A hard “elecxit” that sees the UK decoupled from EU’s internal energy market could cost consumers in Great Britain roughly £270 million each year, a new report from the UK Energy Research Centre (UKERC) has cautioned.

The study, conducted by researchers at Imperial College London, says if the UK crashes out of the EU without a deal or with third country status, inefficient energy trading could lead to a substantial increase in generation costs.

“Electricity traders sometimes make mistakes, and they know it,” the report explains. “To reduce the expected cost of mistakes, risk-averse traders scale back their actions when the direction of trade that maximises profit is unclear.”
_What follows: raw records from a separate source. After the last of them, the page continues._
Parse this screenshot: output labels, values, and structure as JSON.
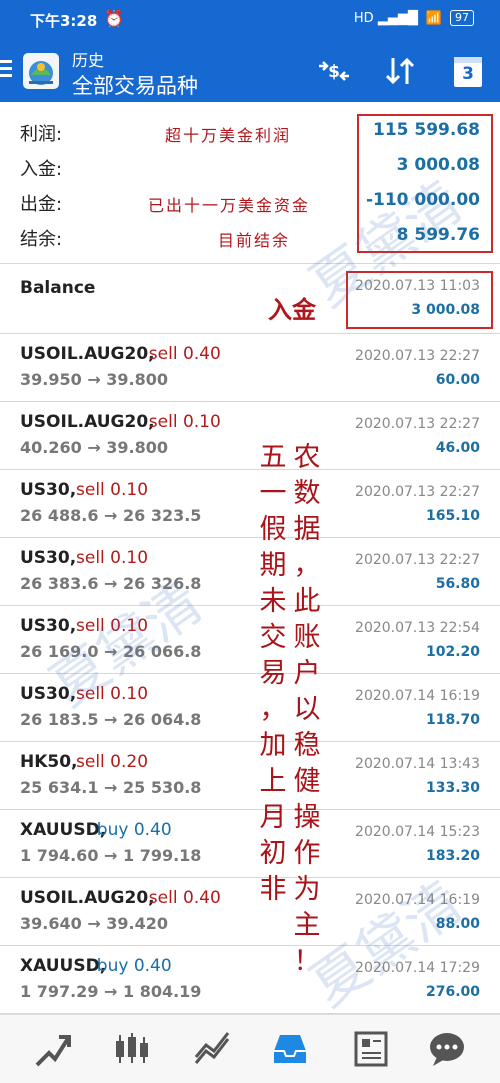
{
  "status_bar": {
    "time": "下午3:28",
    "signal": "HD",
    "battery": "97"
  },
  "app_bar": {
    "subtitle": "历史",
    "title": "全部交易品种",
    "calendar_day": "3",
    "icons": [
      "menu-icon",
      "app-logo",
      "currency-swap-icon",
      "sort-icon",
      "calendar-icon"
    ]
  },
  "summary": {
    "rows": [
      {
        "label": "利润:",
        "value": "115 599.68",
        "note": "超十万美金利润"
      },
      {
        "label": "入金:",
        "value": "3 000.08",
        "note": ""
      },
      {
        "label": "出金:",
        "value": "-110 000.00",
        "note": "已出十一万美金资金"
      },
      {
        "label": "结余:",
        "value": "8 599.76",
        "note": "目前结余"
      }
    ]
  },
  "balance": {
    "label": "Balance",
    "date": "2020.07.13 11:03",
    "amount": "3 000.08",
    "note": "入金"
  },
  "trades": [
    {
      "symbol": "USOIL.AUG20,",
      "side": "sell 0.40",
      "prices": "39.950 → 39.800",
      "date": "2020.07.13 22:27",
      "profit": "60.00"
    },
    {
      "symbol": "USOIL.AUG20,",
      "side": "sell 0.10",
      "prices": "40.260 → 39.800",
      "date": "2020.07.13 22:27",
      "profit": "46.00"
    },
    {
      "symbol": "US30,",
      "side": "sell 0.10",
      "prices": "26 488.6 → 26 323.5",
      "date": "2020.07.13 22:27",
      "profit": "165.10"
    },
    {
      "symbol": "US30,",
      "side": "sell 0.10",
      "prices": "26 383.6 → 26 326.8",
      "date": "2020.07.13 22:27",
      "profit": "56.80"
    },
    {
      "symbol": "US30,",
      "side": "sell 0.10",
      "prices": "26 169.0 → 26 066.8",
      "date": "2020.07.13 22:54",
      "profit": "102.20"
    },
    {
      "symbol": "US30,",
      "side": "sell 0.10",
      "prices": "26 183.5 → 26 064.8",
      "date": "2020.07.14 16:19",
      "profit": "118.70"
    },
    {
      "symbol": "HK50,",
      "side": "sell 0.20",
      "prices": "25 634.1 → 25 530.8",
      "date": "2020.07.14 13:43",
      "profit": "133.30"
    },
    {
      "symbol": "XAUUSD,",
      "side": "buy 0.40",
      "prices": "1 794.60 → 1 799.18",
      "date": "2020.07.14 15:23",
      "profit": "183.20"
    },
    {
      "symbol": "USOIL.AUG20,",
      "side": "sell 0.40",
      "prices": "39.640 → 39.420",
      "date": "2020.07.14 16:19",
      "profit": "88.00"
    },
    {
      "symbol": "XAUUSD,",
      "side": "buy 0.40",
      "prices": "1 797.29 → 1 804.19",
      "date": "2020.07.14 17:29",
      "profit": "276.00"
    }
  ],
  "annotation_columns": [
    [
      "农",
      "数",
      "据",
      "，",
      "此",
      "账",
      "户",
      "以",
      "稳",
      "健",
      "操",
      "作",
      "为",
      "主",
      "！"
    ],
    [
      "五",
      "一",
      "假",
      "期",
      "未",
      "交",
      "易",
      "，",
      "加",
      "上",
      "月",
      "初",
      "非"
    ]
  ],
  "watermark": "夏黛清",
  "bottom_nav": [
    "trade-chart-icon",
    "candlestick-icon",
    "line-chart-icon",
    "history-inbox-icon",
    "news-icon",
    "chat-icon"
  ],
  "colors": {
    "app_bar": "#1769d2",
    "profit_blue": "#1c6fa3",
    "sell_red": "#b31b1b",
    "annotation_red": "#a8141a",
    "active_nav": "#1e88e5"
  }
}
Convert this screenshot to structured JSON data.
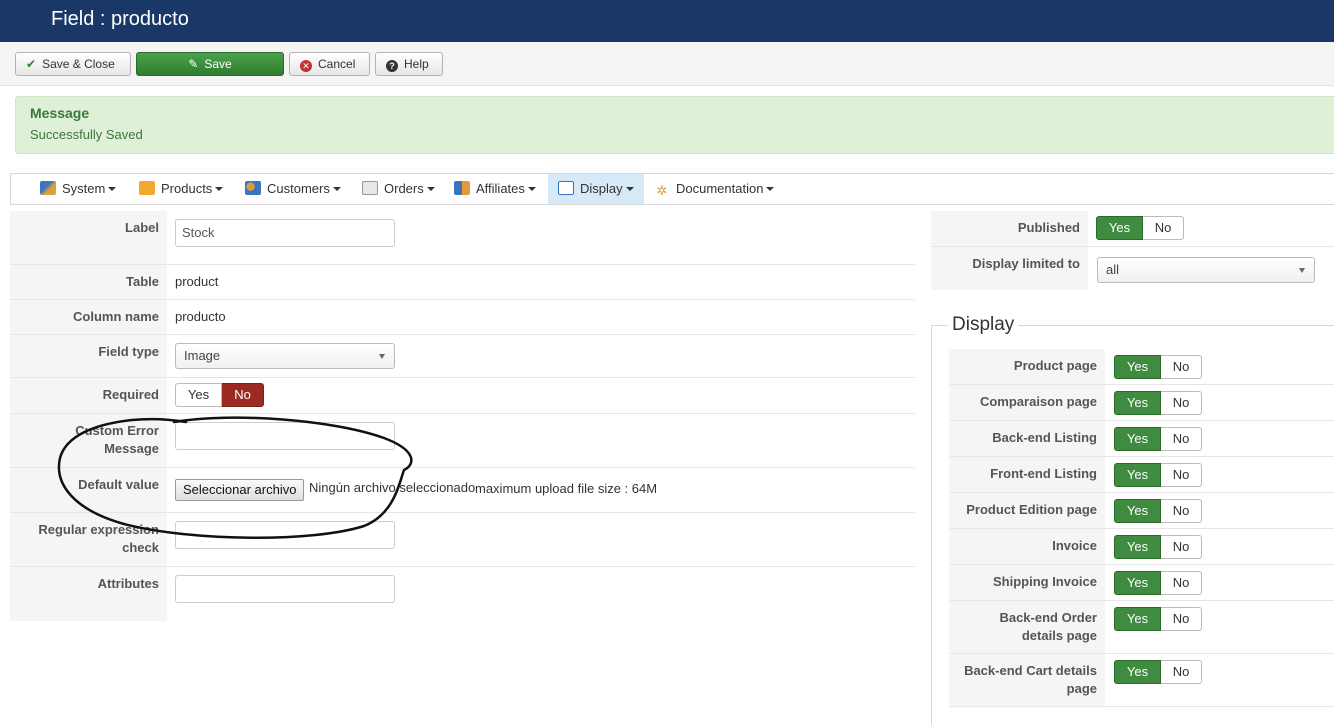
{
  "window": {
    "title": "Field : producto"
  },
  "toolbar": {
    "save_close": "Save & Close",
    "save": "Save",
    "cancel": "Cancel",
    "help": "Help"
  },
  "message": {
    "heading": "Message",
    "text": "Successfully Saved"
  },
  "menu": {
    "system": "System",
    "products": "Products",
    "customers": "Customers",
    "orders": "Orders",
    "affiliates": "Affiliates",
    "display": "Display",
    "documentation": "Documentation"
  },
  "form": {
    "label": {
      "label": "Label",
      "value": "Stock"
    },
    "table": {
      "label": "Table",
      "value": "product"
    },
    "column_name": {
      "label": "Column name",
      "value": "producto"
    },
    "field_type": {
      "label": "Field type",
      "value": "Image"
    },
    "required": {
      "label": "Required",
      "yes": "Yes",
      "no": "No",
      "selected": "No"
    },
    "custom_error": {
      "label_line1": "Custom Error",
      "label_line2": "Message",
      "value": ""
    },
    "default_value": {
      "label": "Default value",
      "button": "Seleccionar archivo",
      "status": "Ningún archivo seleccionado",
      "note": "maximum upload file size : 64M"
    },
    "regex": {
      "label_line1": "Regular expression",
      "label_line2": "check",
      "value": ""
    },
    "attributes": {
      "label": "Attributes",
      "value": ""
    }
  },
  "side": {
    "published": {
      "label": "Published",
      "yes": "Yes",
      "no": "No",
      "selected": "Yes"
    },
    "display_limited": {
      "label": "Display limited to",
      "value": "all"
    }
  },
  "display_section": {
    "legend": "Display",
    "rows": [
      {
        "label1": "Product page",
        "label2": "",
        "yes": "Yes",
        "no": "No",
        "selected": "Yes"
      },
      {
        "label1": "Comparaison page",
        "label2": "",
        "yes": "Yes",
        "no": "No",
        "selected": "Yes"
      },
      {
        "label1": "Back-end Listing",
        "label2": "",
        "yes": "Yes",
        "no": "No",
        "selected": "Yes"
      },
      {
        "label1": "Front-end Listing",
        "label2": "",
        "yes": "Yes",
        "no": "No",
        "selected": "Yes"
      },
      {
        "label1": "Product Edition page",
        "label2": "",
        "yes": "Yes",
        "no": "No",
        "selected": "Yes"
      },
      {
        "label1": "Invoice",
        "label2": "",
        "yes": "Yes",
        "no": "No",
        "selected": "Yes"
      },
      {
        "label1": "Shipping Invoice",
        "label2": "",
        "yes": "Yes",
        "no": "No",
        "selected": "Yes"
      },
      {
        "label1": "Back-end Order",
        "label2": "details page",
        "yes": "Yes",
        "no": "No",
        "selected": "Yes"
      },
      {
        "label1": "Back-end Cart details",
        "label2": "page",
        "yes": "Yes",
        "no": "No",
        "selected": "Yes"
      }
    ]
  },
  "colors": {
    "header_bg": "#1a3867",
    "save_green": "#3f8b3f",
    "no_red": "#9b2a22",
    "message_bg": "#dff0d8",
    "menu_active": "#d5e9f6"
  }
}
Prior to the coupling of electricity markets in Europe, different market closing times forced traders to buy or sell based on anticipated, rather than actual, prices.  With traders guessing the price of electricity, errors were made, capacity went underused and electricity flowed in the wrong direction up to a third of the time.

The report says reverting to the old system would bring the return of large trading errors. But the growth of intermittent renewables could mean these errors are both larger and more common.
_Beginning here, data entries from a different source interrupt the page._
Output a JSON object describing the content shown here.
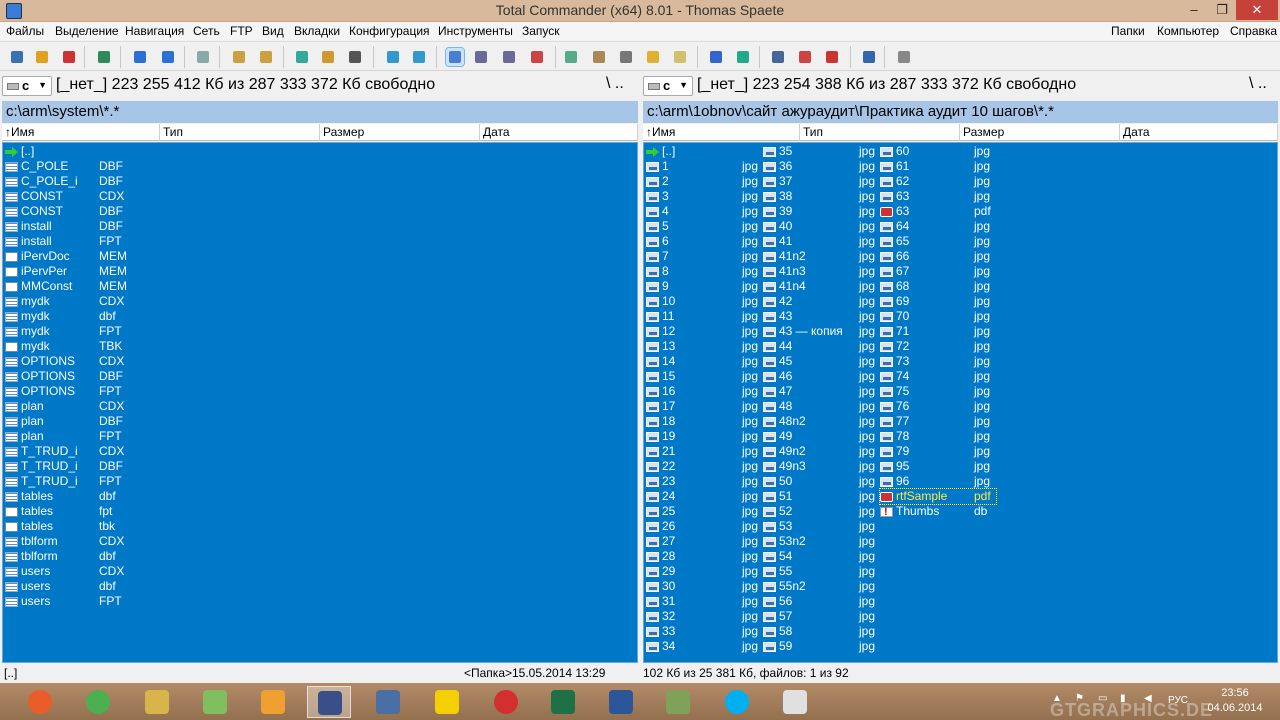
{
  "window": {
    "title": "Total Commander (x64) 8.01 - Thomas Spaete",
    "min": "–",
    "max": "❐",
    "close": "✕"
  },
  "menu": {
    "left": [
      "Файлы",
      "Выделение",
      "Навигация",
      "Сеть",
      "FTP",
      "Вид",
      "Вкладки",
      "Конфигурация",
      "Инструменты",
      "Запуск"
    ],
    "right": [
      "Папки",
      "Компьютер",
      "Справка"
    ]
  },
  "left": {
    "drive": "c",
    "drive_info": "[_нет_]  223 255 412 Кб из 287 333 372 Кб свободно",
    "root": "\\  ..",
    "path": "c:\\arm\\system\\*.*",
    "columns": [
      "↑Имя",
      "Тип",
      "Размер",
      "Дата"
    ],
    "status_left": "[..]",
    "status_right": "<Папка>15.05.2014 13:29",
    "files": [
      {
        "n": "[..]",
        "e": "",
        "i": "up"
      },
      {
        "n": "C_POLE",
        "e": "DBF",
        "i": "dbf"
      },
      {
        "n": "C_POLE_i",
        "e": "DBF",
        "i": "dbf"
      },
      {
        "n": "CONST",
        "e": "CDX",
        "i": "dbf"
      },
      {
        "n": "CONST",
        "e": "DBF",
        "i": "dbf"
      },
      {
        "n": "install",
        "e": "DBF",
        "i": "dbf"
      },
      {
        "n": "install",
        "e": "FPT",
        "i": "dbf"
      },
      {
        "n": "iPervDoc",
        "e": "MEM",
        "i": "file"
      },
      {
        "n": "iPervPer",
        "e": "MEM",
        "i": "file"
      },
      {
        "n": "MMConst",
        "e": "MEM",
        "i": "file"
      },
      {
        "n": "mydk",
        "e": "CDX",
        "i": "dbf"
      },
      {
        "n": "mydk",
        "e": "dbf",
        "i": "dbf"
      },
      {
        "n": "mydk",
        "e": "FPT",
        "i": "dbf"
      },
      {
        "n": "mydk",
        "e": "TBK",
        "i": "file"
      },
      {
        "n": "OPTIONS",
        "e": "CDX",
        "i": "dbf"
      },
      {
        "n": "OPTIONS",
        "e": "DBF",
        "i": "dbf"
      },
      {
        "n": "OPTIONS",
        "e": "FPT",
        "i": "dbf"
      },
      {
        "n": "plan",
        "e": "CDX",
        "i": "dbf"
      },
      {
        "n": "plan",
        "e": "DBF",
        "i": "dbf"
      },
      {
        "n": "plan",
        "e": "FPT",
        "i": "dbf"
      },
      {
        "n": "T_TRUD_i",
        "e": "CDX",
        "i": "dbf"
      },
      {
        "n": "T_TRUD_i",
        "e": "DBF",
        "i": "dbf"
      },
      {
        "n": "T_TRUD_i",
        "e": "FPT",
        "i": "dbf"
      },
      {
        "n": "tables",
        "e": "dbf",
        "i": "dbf"
      },
      {
        "n": "tables",
        "e": "fpt",
        "i": "file"
      },
      {
        "n": "tables",
        "e": "tbk",
        "i": "file"
      },
      {
        "n": "tblform",
        "e": "CDX",
        "i": "dbf"
      },
      {
        "n": "tblform",
        "e": "dbf",
        "i": "dbf"
      },
      {
        "n": "users",
        "e": "CDX",
        "i": "dbf"
      },
      {
        "n": "users",
        "e": "dbf",
        "i": "dbf"
      },
      {
        "n": "users",
        "e": "FPT",
        "i": "dbf"
      }
    ]
  },
  "right": {
    "drive": "c",
    "drive_info": "[_нет_]  223 254 388 Кб из 287 333 372 Кб свободно",
    "root": "\\  ..",
    "path": "c:\\arm\\1obnov\\сайт ажураудит\\Практика аудит 10 шагов\\*.*",
    "columns": [
      "↑Имя",
      "Тип",
      "Размер",
      "Дата"
    ],
    "status": "102 Кб из 25 381 Кб, файлов: 1 из 92",
    "col1": [
      {
        "n": "[..]",
        "e": "",
        "i": "up"
      },
      {
        "n": "1",
        "e": "jpg",
        "i": "img"
      },
      {
        "n": "2",
        "e": "jpg",
        "i": "img"
      },
      {
        "n": "3",
        "e": "jpg",
        "i": "img"
      },
      {
        "n": "4",
        "e": "jpg",
        "i": "img"
      },
      {
        "n": "5",
        "e": "jpg",
        "i": "img"
      },
      {
        "n": "6",
        "e": "jpg",
        "i": "img"
      },
      {
        "n": "7",
        "e": "jpg",
        "i": "img"
      },
      {
        "n": "8",
        "e": "jpg",
        "i": "img"
      },
      {
        "n": "9",
        "e": "jpg",
        "i": "img"
      },
      {
        "n": "10",
        "e": "jpg",
        "i": "img"
      },
      {
        "n": "11",
        "e": "jpg",
        "i": "img"
      },
      {
        "n": "12",
        "e": "jpg",
        "i": "img"
      },
      {
        "n": "13",
        "e": "jpg",
        "i": "img"
      },
      {
        "n": "14",
        "e": "jpg",
        "i": "img"
      },
      {
        "n": "15",
        "e": "jpg",
        "i": "img"
      },
      {
        "n": "16",
        "e": "jpg",
        "i": "img"
      },
      {
        "n": "17",
        "e": "jpg",
        "i": "img"
      },
      {
        "n": "18",
        "e": "jpg",
        "i": "img"
      },
      {
        "n": "19",
        "e": "jpg",
        "i": "img"
      },
      {
        "n": "21",
        "e": "jpg",
        "i": "img"
      },
      {
        "n": "22",
        "e": "jpg",
        "i": "img"
      },
      {
        "n": "23",
        "e": "jpg",
        "i": "img"
      },
      {
        "n": "24",
        "e": "jpg",
        "i": "img"
      },
      {
        "n": "25",
        "e": "jpg",
        "i": "img"
      },
      {
        "n": "26",
        "e": "jpg",
        "i": "img"
      },
      {
        "n": "27",
        "e": "jpg",
        "i": "img"
      },
      {
        "n": "28",
        "e": "jpg",
        "i": "img"
      },
      {
        "n": "29",
        "e": "jpg",
        "i": "img"
      },
      {
        "n": "30",
        "e": "jpg",
        "i": "img"
      },
      {
        "n": "31",
        "e": "jpg",
        "i": "img"
      },
      {
        "n": "32",
        "e": "jpg",
        "i": "img"
      },
      {
        "n": "33",
        "e": "jpg",
        "i": "img"
      },
      {
        "n": "34",
        "e": "jpg",
        "i": "img"
      }
    ],
    "col2": [
      {
        "n": "35",
        "e": "jpg",
        "i": "img"
      },
      {
        "n": "36",
        "e": "jpg",
        "i": "img"
      },
      {
        "n": "37",
        "e": "jpg",
        "i": "img"
      },
      {
        "n": "38",
        "e": "jpg",
        "i": "img"
      },
      {
        "n": "39",
        "e": "jpg",
        "i": "img"
      },
      {
        "n": "40",
        "e": "jpg",
        "i": "img"
      },
      {
        "n": "41",
        "e": "jpg",
        "i": "img"
      },
      {
        "n": "41n2",
        "e": "jpg",
        "i": "img"
      },
      {
        "n": "41n3",
        "e": "jpg",
        "i": "img"
      },
      {
        "n": "41n4",
        "e": "jpg",
        "i": "img"
      },
      {
        "n": "42",
        "e": "jpg",
        "i": "img"
      },
      {
        "n": "43",
        "e": "jpg",
        "i": "img"
      },
      {
        "n": "43 — копия",
        "e": "jpg",
        "i": "img"
      },
      {
        "n": "44",
        "e": "jpg",
        "i": "img"
      },
      {
        "n": "45",
        "e": "jpg",
        "i": "img"
      },
      {
        "n": "46",
        "e": "jpg",
        "i": "img"
      },
      {
        "n": "47",
        "e": "jpg",
        "i": "img"
      },
      {
        "n": "48",
        "e": "jpg",
        "i": "img"
      },
      {
        "n": "48n2",
        "e": "jpg",
        "i": "img"
      },
      {
        "n": "49",
        "e": "jpg",
        "i": "img"
      },
      {
        "n": "49n2",
        "e": "jpg",
        "i": "img"
      },
      {
        "n": "49n3",
        "e": "jpg",
        "i": "img"
      },
      {
        "n": "50",
        "e": "jpg",
        "i": "img"
      },
      {
        "n": "51",
        "e": "jpg",
        "i": "img"
      },
      {
        "n": "52",
        "e": "jpg",
        "i": "img"
      },
      {
        "n": "53",
        "e": "jpg",
        "i": "img"
      },
      {
        "n": "53n2",
        "e": "jpg",
        "i": "img"
      },
      {
        "n": "54",
        "e": "jpg",
        "i": "img"
      },
      {
        "n": "55",
        "e": "jpg",
        "i": "img"
      },
      {
        "n": "55n2",
        "e": "jpg",
        "i": "img"
      },
      {
        "n": "56",
        "e": "jpg",
        "i": "img"
      },
      {
        "n": "57",
        "e": "jpg",
        "i": "img"
      },
      {
        "n": "58",
        "e": "jpg",
        "i": "img"
      },
      {
        "n": "59",
        "e": "jpg",
        "i": "img"
      }
    ],
    "col3": [
      {
        "n": "60",
        "e": "jpg",
        "i": "img"
      },
      {
        "n": "61",
        "e": "jpg",
        "i": "img"
      },
      {
        "n": "62",
        "e": "jpg",
        "i": "img"
      },
      {
        "n": "63",
        "e": "jpg",
        "i": "img"
      },
      {
        "n": "63",
        "e": "pdf",
        "i": "pdf"
      },
      {
        "n": "64",
        "e": "jpg",
        "i": "img"
      },
      {
        "n": "65",
        "e": "jpg",
        "i": "img"
      },
      {
        "n": "66",
        "e": "jpg",
        "i": "img"
      },
      {
        "n": "67",
        "e": "jpg",
        "i": "img"
      },
      {
        "n": "68",
        "e": "jpg",
        "i": "img"
      },
      {
        "n": "69",
        "e": "jpg",
        "i": "img"
      },
      {
        "n": "70",
        "e": "jpg",
        "i": "img"
      },
      {
        "n": "71",
        "e": "jpg",
        "i": "img"
      },
      {
        "n": "72",
        "e": "jpg",
        "i": "img"
      },
      {
        "n": "73",
        "e": "jpg",
        "i": "img"
      },
      {
        "n": "74",
        "e": "jpg",
        "i": "img"
      },
      {
        "n": "75",
        "e": "jpg",
        "i": "img"
      },
      {
        "n": "76",
        "e": "jpg",
        "i": "img"
      },
      {
        "n": "77",
        "e": "jpg",
        "i": "img"
      },
      {
        "n": "78",
        "e": "jpg",
        "i": "img"
      },
      {
        "n": "79",
        "e": "jpg",
        "i": "img"
      },
      {
        "n": "95",
        "e": "jpg",
        "i": "img"
      },
      {
        "n": "96",
        "e": "jpg",
        "i": "img"
      },
      {
        "n": "rtfSample",
        "e": "pdf",
        "i": "pdf",
        "sel": true
      },
      {
        "n": "Thumbs",
        "e": "db",
        "i": "warn"
      }
    ]
  },
  "toolbar_icons": [
    "refresh-icon",
    "settings-icon",
    "plugin-icon",
    "sync-icon",
    "back-icon",
    "forward-icon",
    "compare-icon",
    "pack-icon",
    "unpack-icon",
    "find-icon",
    "sort-icon",
    "notepad-icon",
    "ftp-icon",
    "network-icon",
    "brief-view-icon",
    "full-view-icon",
    "tree-view-icon",
    "thumbs-view-icon",
    "copy-icon",
    "rename-icon",
    "calc-icon",
    "folder-icon",
    "edit-icon",
    "share-icon",
    "drive-icon",
    "screen-icon",
    "multirename-icon",
    "add-icon",
    "internet-icon",
    "pencil-icon"
  ],
  "taskbar": {
    "apps": [
      "Opera-like",
      "Chrome",
      "Explorer",
      "Notes",
      "Photo",
      "Total Commander",
      "Remote",
      "Security",
      "Opera",
      "Excel",
      "Word",
      "Files",
      "Skype",
      "PDF"
    ],
    "lang": "РУС",
    "time": "23:56",
    "date": "04.06.2014"
  },
  "watermark": "GTGRAPHICS.DE",
  "colors": {
    "panel": "#0078c8",
    "path": "#a7c5e6",
    "taskbar": "#a57e5d",
    "titlebar": "#d9b99b",
    "selected_text": "#ffeb3b"
  }
}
It estimates that generation costs in France and Great Britain would rise by £500 million per year – or 1.5 per cent of the total market value. The majority of these extra costs – £270 million – would be borne by British consumers.
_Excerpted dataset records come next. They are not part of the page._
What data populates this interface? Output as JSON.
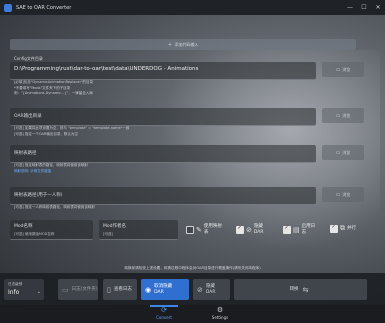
{
  "window": {
    "title": "SAE to OAR Converter",
    "controls": [
      "—",
      "☐",
      "✕"
    ]
  },
  "top_button": {
    "label": "添加代码输入",
    "icon": "plus-icon"
  },
  "dir_section": {
    "label": "Config文件目录",
    "value": "D:\\Programming\\rust\\dar-to-oar\\test\\data\\UNDERDOG - Animations",
    "browse": "浏览",
    "help_lines": [
      "[必填]包含\"DynamicAnimationReplacer\"的目录",
      "*不要填写\"Mods\"文件夹下的子目录",
      "例：\"{Animations,Dynamic...}\"，一律留全入局"
    ]
  },
  "oar_section": {
    "label": "OAR输出目录",
    "browse": "浏览",
    "help_lines": [
      "[可选] 如果将此项设置为空，则与 \"template\" = \"template-name\"一致",
      "[可选] 指定一个OAR输出目录，默认为空"
    ]
  },
  "mapping_section": {
    "label": "映射表路径",
    "browse": "浏览",
    "help_lines": [
      "[可选] 指定映射表的路径，映射表将使用该映射"
    ],
    "link_text": "映射说明: 示例文件链接"
  },
  "mapping1_section": {
    "label": "映射表路径(用于一人称)",
    "browse": "浏览",
    "help_lines": [
      "[可选] 指定一人称映射表路径，映射表将使用该映射"
    ]
  },
  "mod_name": {
    "label": "Mod名称",
    "sub": "[可选] 使用原始MOD名称"
  },
  "mod_author": {
    "label": "Mod作者名",
    "sub": "[可选]"
  },
  "checkboxes": [
    {
      "label": "使用映射\n表",
      "checked": false
    },
    {
      "label": "隐藏\nDAR",
      "checked": true,
      "icon": "eye-off-icon"
    },
    {
      "label": "启用日\n志",
      "checked": true,
      "icon": "log-icon"
    },
    {
      "label": "并行",
      "checked": true,
      "icon": "parallel-icon"
    }
  ],
  "warning": "转换前请检查上述设置，转换过程中程序会对OAR目录进行覆盖操作(请勿关闭本程序)",
  "bottom": {
    "log_level_caption": "日志级别",
    "log_level": "Info",
    "buttons": [
      {
        "label": "日志(文件夹)",
        "icon": "folder-icon",
        "style": "dim"
      },
      {
        "label": "查看日志",
        "icon": "document-icon",
        "style": "normal"
      },
      {
        "label": "取消隐藏\nDAR",
        "icon": "eye-icon",
        "style": "blue"
      },
      {
        "label": "隐藏\nDAR",
        "icon": "eye-off-icon",
        "style": "normal"
      },
      {
        "label": "转换",
        "icon": "convert-icon",
        "style": "normal"
      }
    ]
  },
  "nav": [
    {
      "label": "Convert",
      "icon": "sync-icon",
      "active": true
    },
    {
      "label": "Settings",
      "icon": "gear-icon",
      "active": false
    }
  ]
}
Source: Elecxit: The Cost of Bilaterally Uncoupling British-EU Electricity Trade, UKERC and Imperial College London

“EU rules prevent electricity traders from buying expensive electricity in France and selling it at a loss in Britain,” said report author and professor of sustainable energy business Richard Green.

“With a no-deal Brexit, traders could take back control and make bigger mistakes than in the past.”

Iain Staffell, another of the report’s authors, said: “Britain leads the world in how it has decarbonised its power system, and recently passed the point of having more renewables installed than it does fossil-fuelled power stations.

“With ever more electricity coming from variable sources, having inefficient trade with our neighbours would cause real harm to consumer electricity bills, not to mention the security and stability of electricity supply.”

Another report from Imperial College London warned recently that a hard Brexit could add £1.5 billion to energy bills over the following year due to a collapse in the value of the pound. It said the depreciation of sterling had already cost consumers nearly £2 billion in the year following the vote to leave the EU.

Last month, National Grid gave assurances that there will be no legal barriers to continued cross-border electricity trading in the case of a no-deal Brexit.

However, the company warned that Great Britain will be forced to return to the “explicit” day-ahead trading of electricity interconnector capacity.

Since the coupling of day-ahead power markets in north west Europe in 2014, interconnector capacity in the region has been traded “implicitly” through exchanges.

Exchanges use the available capacity to minimise the price differentials between national markets. Operators are then paid for flows on the basis of the remaining spreads.

National Grid also said Great Britain would be unable to participate in the ongoing coupling of intraday power markets.